Stored dataset items
^^^^

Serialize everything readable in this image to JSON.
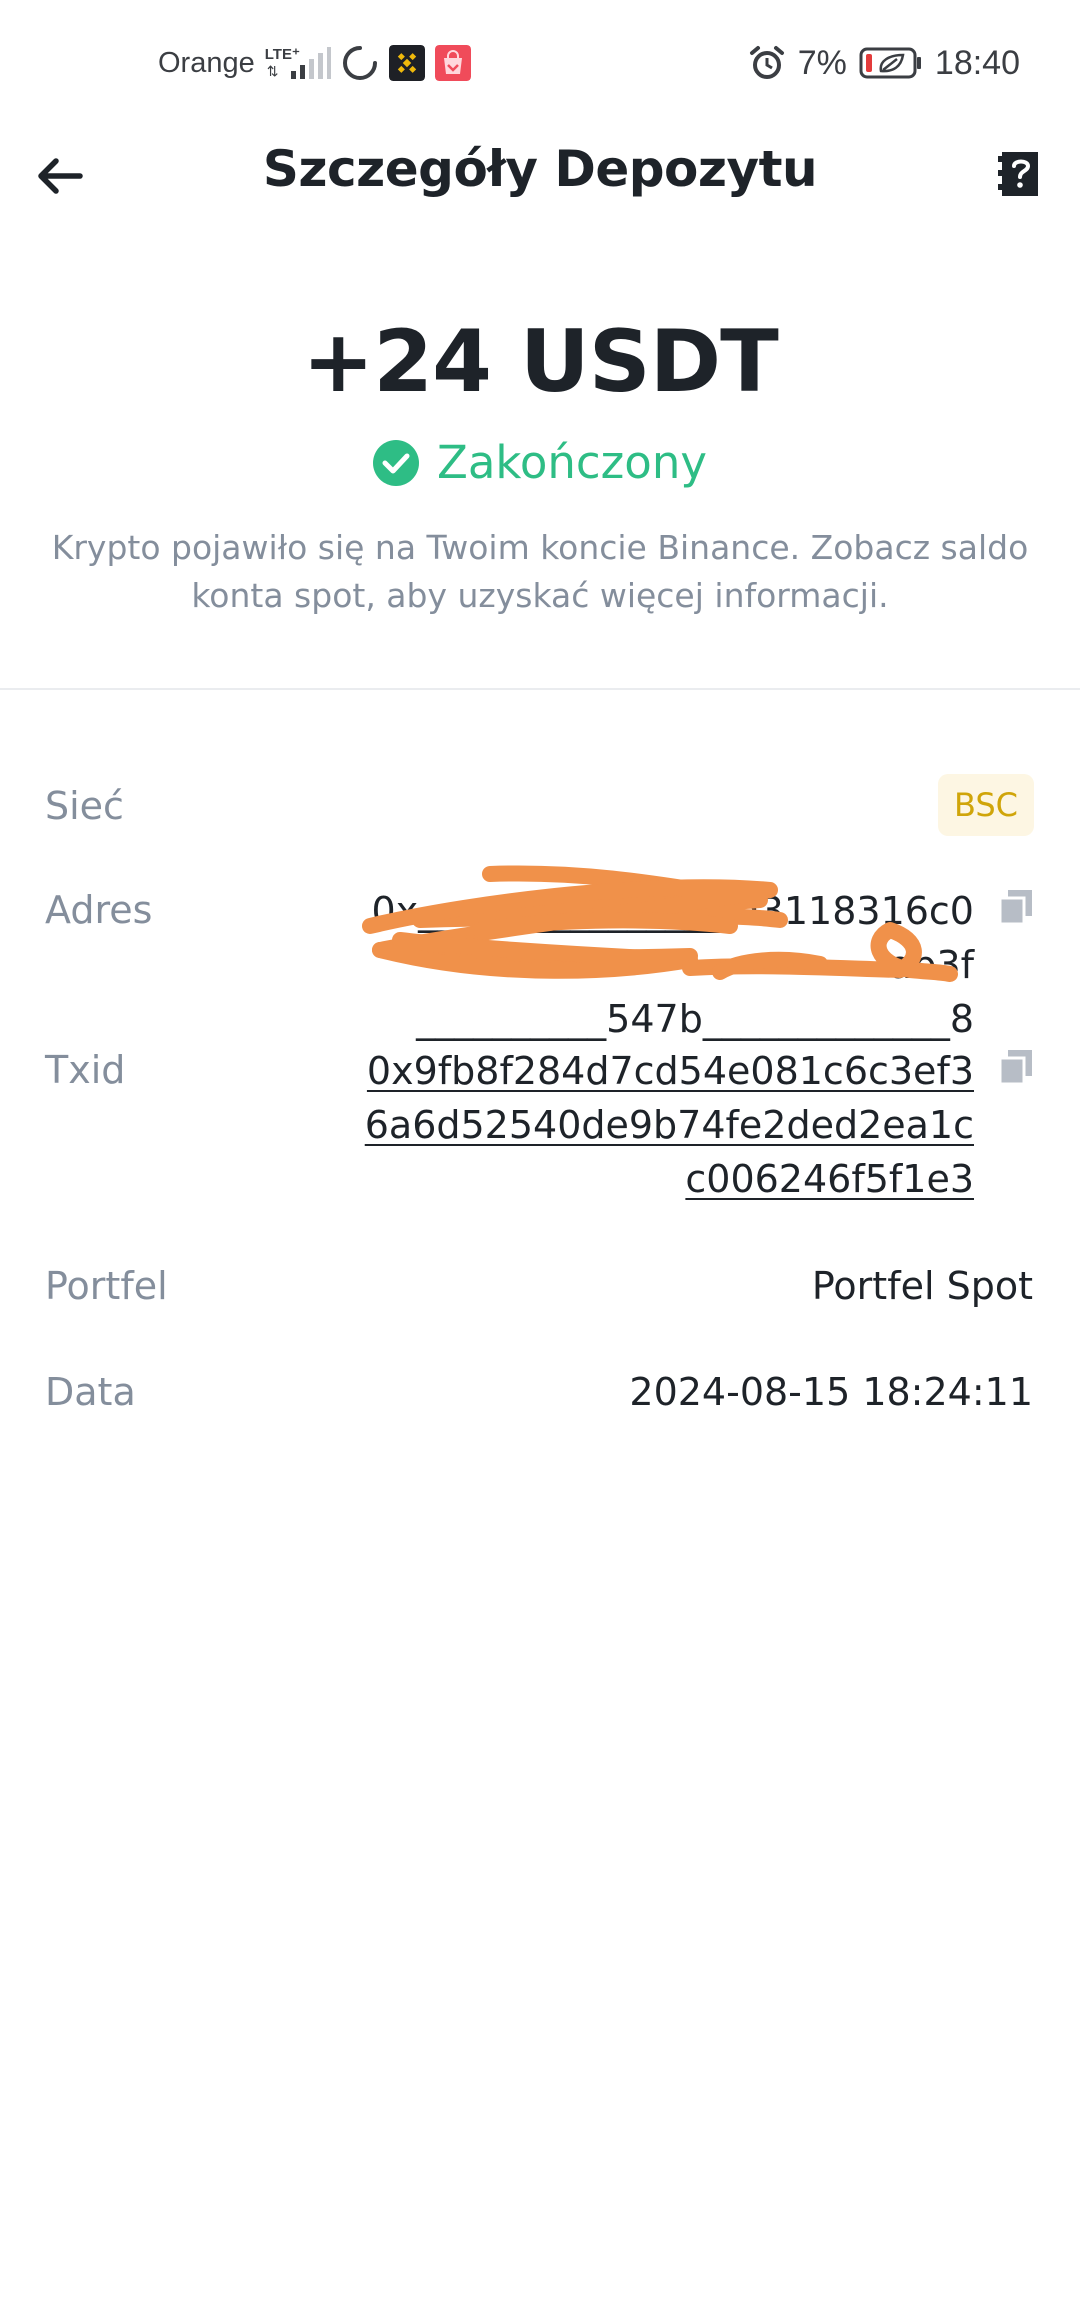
{
  "status_bar": {
    "carrier": "Orange",
    "network": "LTE⁺",
    "battery": "7%",
    "time": "18:40"
  },
  "header": {
    "title": "Szczegóły Depozytu",
    "back_icon": "arrow-left-icon",
    "help_icon": "help-document-icon"
  },
  "deposit": {
    "amount": "+24 USDT",
    "status": "Zakończony",
    "status_color": "#2ebd85",
    "description": "Krypto pojawiło się na Twoim koncie Binance. Zobacz saldo konta spot, aby uzyskać więcej informacji."
  },
  "details": {
    "network": {
      "label": "Sieć",
      "value": "BSC"
    },
    "address": {
      "label": "Adres",
      "value": "0x________________fd3118316c0ab3f\n__________547b_____________8"
    },
    "txid": {
      "label": "Txid",
      "value": "0x9fb8f284d7cd54e081c6c3ef36a6d52540de9b74fe2ded2ea1cc006246f5f1e3"
    },
    "wallet": {
      "label": "Portfel",
      "value": "Portfel Spot"
    },
    "date": {
      "label": "Data",
      "value": "2024-08-15 18:24:11"
    }
  },
  "colors": {
    "accent_yellow": "#d0a50a",
    "text_primary": "#1e2329",
    "text_secondary": "#848e9c",
    "redaction": "#f0914a"
  }
}
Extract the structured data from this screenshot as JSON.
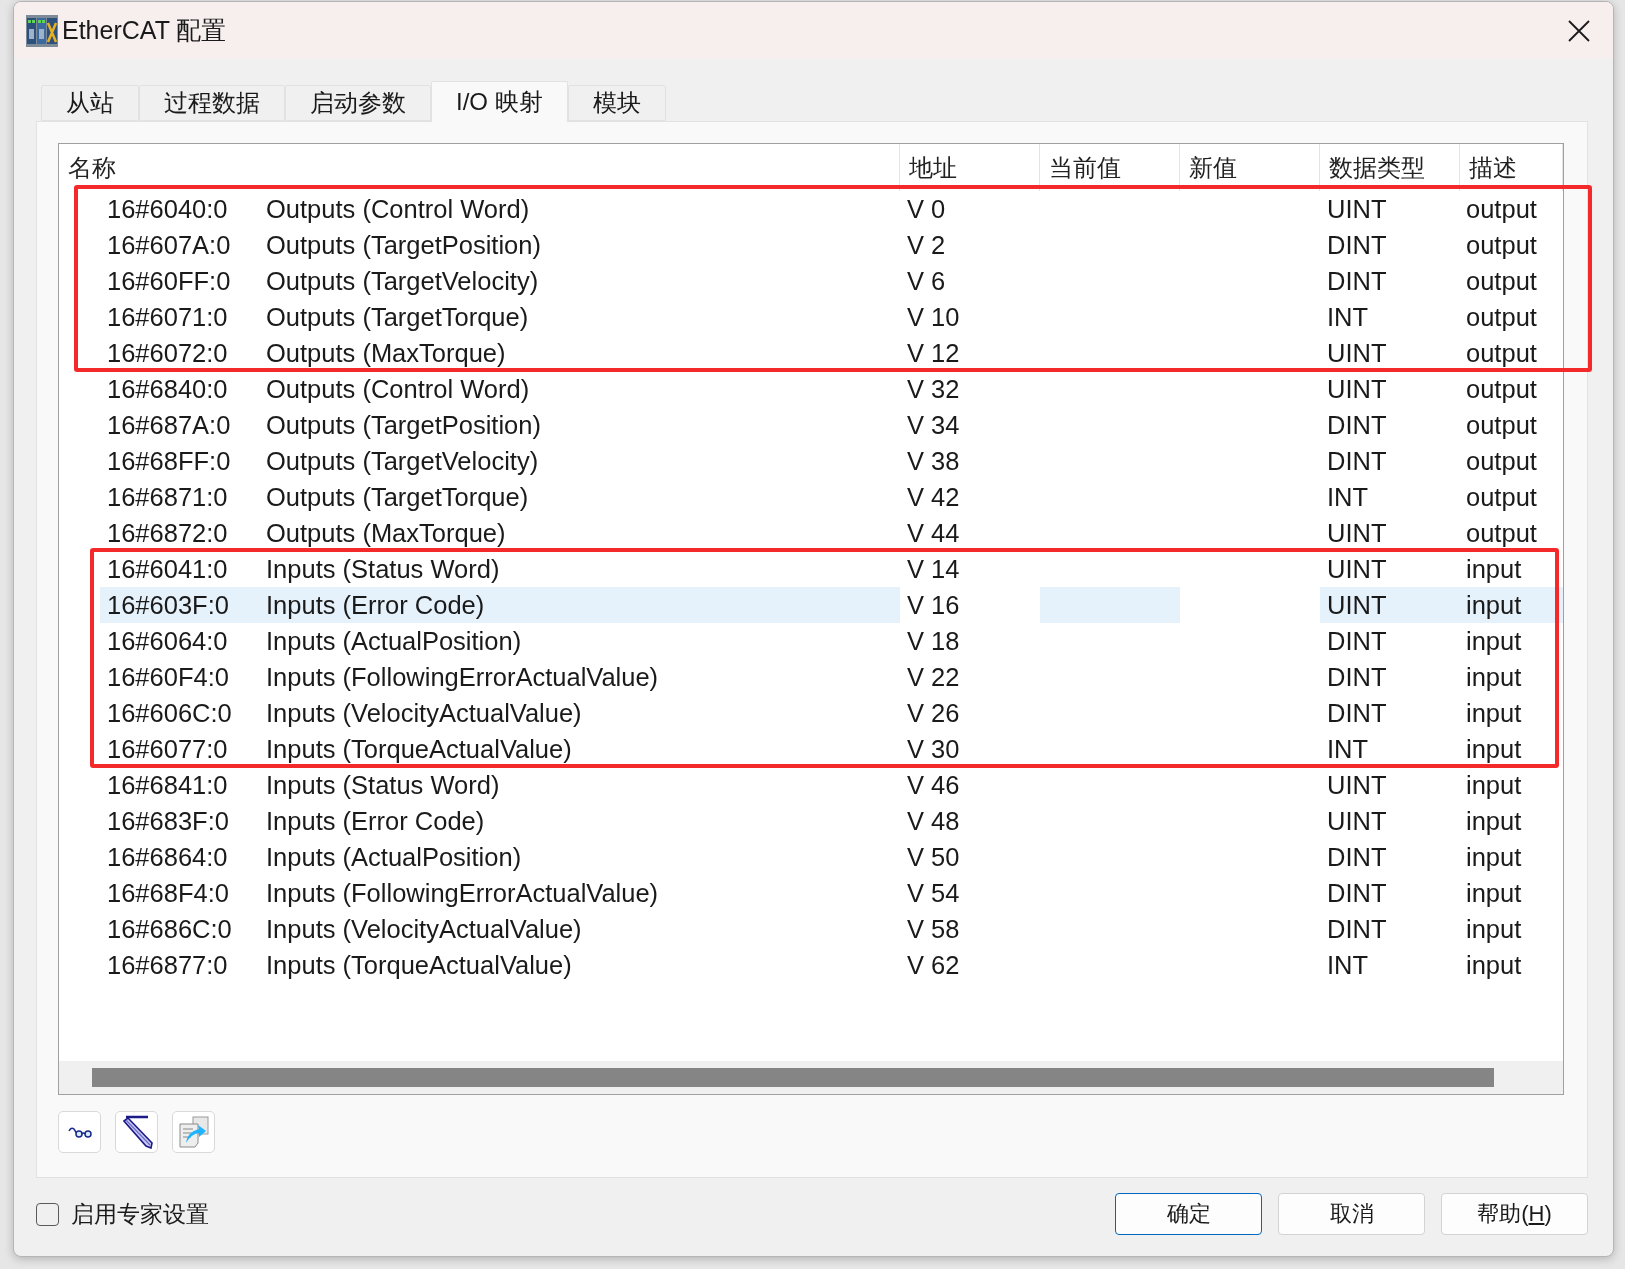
{
  "window": {
    "title": "EtherCAT 配置"
  },
  "tabs": [
    {
      "label": "从站",
      "selected": false
    },
    {
      "label": "过程数据",
      "selected": false
    },
    {
      "label": "启动参数",
      "selected": false
    },
    {
      "label": "I/O 映射",
      "selected": true
    },
    {
      "label": "模块",
      "selected": false
    }
  ],
  "table": {
    "columns": [
      "名称",
      "地址",
      "当前值",
      "新值",
      "数据类型",
      "描述"
    ],
    "row_groups": [
      {
        "framed": true,
        "rows": [
          {
            "index": "16#6040:0",
            "name": "Outputs (Control Word)",
            "address": "V 0",
            "data_type": "UINT",
            "description": "output",
            "selected": false
          },
          {
            "index": "16#607A:0",
            "name": "Outputs (TargetPosition)",
            "address": "V 2",
            "data_type": "DINT",
            "description": "output",
            "selected": false
          },
          {
            "index": "16#60FF:0",
            "name": "Outputs (TargetVelocity)",
            "address": "V 6",
            "data_type": "DINT",
            "description": "output",
            "selected": false
          },
          {
            "index": "16#6071:0",
            "name": "Outputs (TargetTorque)",
            "address": "V 10",
            "data_type": "INT",
            "description": "output",
            "selected": false
          },
          {
            "index": "16#6072:0",
            "name": "Outputs (MaxTorque)",
            "address": "V 12",
            "data_type": "UINT",
            "description": "output",
            "selected": false
          }
        ]
      },
      {
        "framed": false,
        "rows": [
          {
            "index": "16#6840:0",
            "name": "Outputs (Control Word)",
            "address": "V 32",
            "data_type": "UINT",
            "description": "output",
            "selected": false
          },
          {
            "index": "16#687A:0",
            "name": "Outputs (TargetPosition)",
            "address": "V 34",
            "data_type": "DINT",
            "description": "output",
            "selected": false
          },
          {
            "index": "16#68FF:0",
            "name": "Outputs (TargetVelocity)",
            "address": "V 38",
            "data_type": "DINT",
            "description": "output",
            "selected": false
          },
          {
            "index": "16#6871:0",
            "name": "Outputs (TargetTorque)",
            "address": "V 42",
            "data_type": "INT",
            "description": "output",
            "selected": false
          },
          {
            "index": "16#6872:0",
            "name": "Outputs (MaxTorque)",
            "address": "V 44",
            "data_type": "UINT",
            "description": "output",
            "selected": false
          }
        ]
      },
      {
        "framed": true,
        "rows": [
          {
            "index": "16#6041:0",
            "name": "Inputs (Status Word)",
            "address": "V 14",
            "data_type": "UINT",
            "description": "input",
            "selected": false
          },
          {
            "index": "16#603F:0",
            "name": "Inputs (Error Code)",
            "address": "V 16",
            "data_type": "UINT",
            "description": "input",
            "selected": true
          },
          {
            "index": "16#6064:0",
            "name": "Inputs (ActualPosition)",
            "address": "V 18",
            "data_type": "DINT",
            "description": "input",
            "selected": false
          },
          {
            "index": "16#60F4:0",
            "name": "Inputs (FollowingErrorActualValue)",
            "address": "V 22",
            "data_type": "DINT",
            "description": "input",
            "selected": false
          },
          {
            "index": "16#606C:0",
            "name": "Inputs (VelocityActualValue)",
            "address": "V 26",
            "data_type": "DINT",
            "description": "input",
            "selected": false
          },
          {
            "index": "16#6077:0",
            "name": "Inputs (TorqueActualValue)",
            "address": "V 30",
            "data_type": "INT",
            "description": "input",
            "selected": false
          }
        ]
      },
      {
        "framed": false,
        "rows": [
          {
            "index": "16#6841:0",
            "name": "Inputs (Status Word)",
            "address": "V 46",
            "data_type": "UINT",
            "description": "input",
            "selected": false
          },
          {
            "index": "16#683F:0",
            "name": "Inputs (Error Code)",
            "address": "V 48",
            "data_type": "UINT",
            "description": "input",
            "selected": false
          },
          {
            "index": "16#6864:0",
            "name": "Inputs (ActualPosition)",
            "address": "V 50",
            "data_type": "DINT",
            "description": "input",
            "selected": false
          },
          {
            "index": "16#68F4:0",
            "name": "Inputs (FollowingErrorActualValue)",
            "address": "V 54",
            "data_type": "DINT",
            "description": "input",
            "selected": false
          },
          {
            "index": "16#686C:0",
            "name": "Inputs (VelocityActualValue)",
            "address": "V 58",
            "data_type": "DINT",
            "description": "input",
            "selected": false
          },
          {
            "index": "16#6877:0",
            "name": "Inputs (TorqueActualValue)",
            "address": "V 62",
            "data_type": "INT",
            "description": "input",
            "selected": false
          }
        ]
      }
    ]
  },
  "expert_settings": {
    "label": "启用专家设置",
    "checked": false
  },
  "buttons": [
    {
      "label": "确定",
      "default": true
    },
    {
      "label": "取消",
      "default": false
    },
    {
      "label": "帮助(",
      "access_key": "H",
      "label_end": ")",
      "default": false
    }
  ]
}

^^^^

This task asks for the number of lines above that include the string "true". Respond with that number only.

5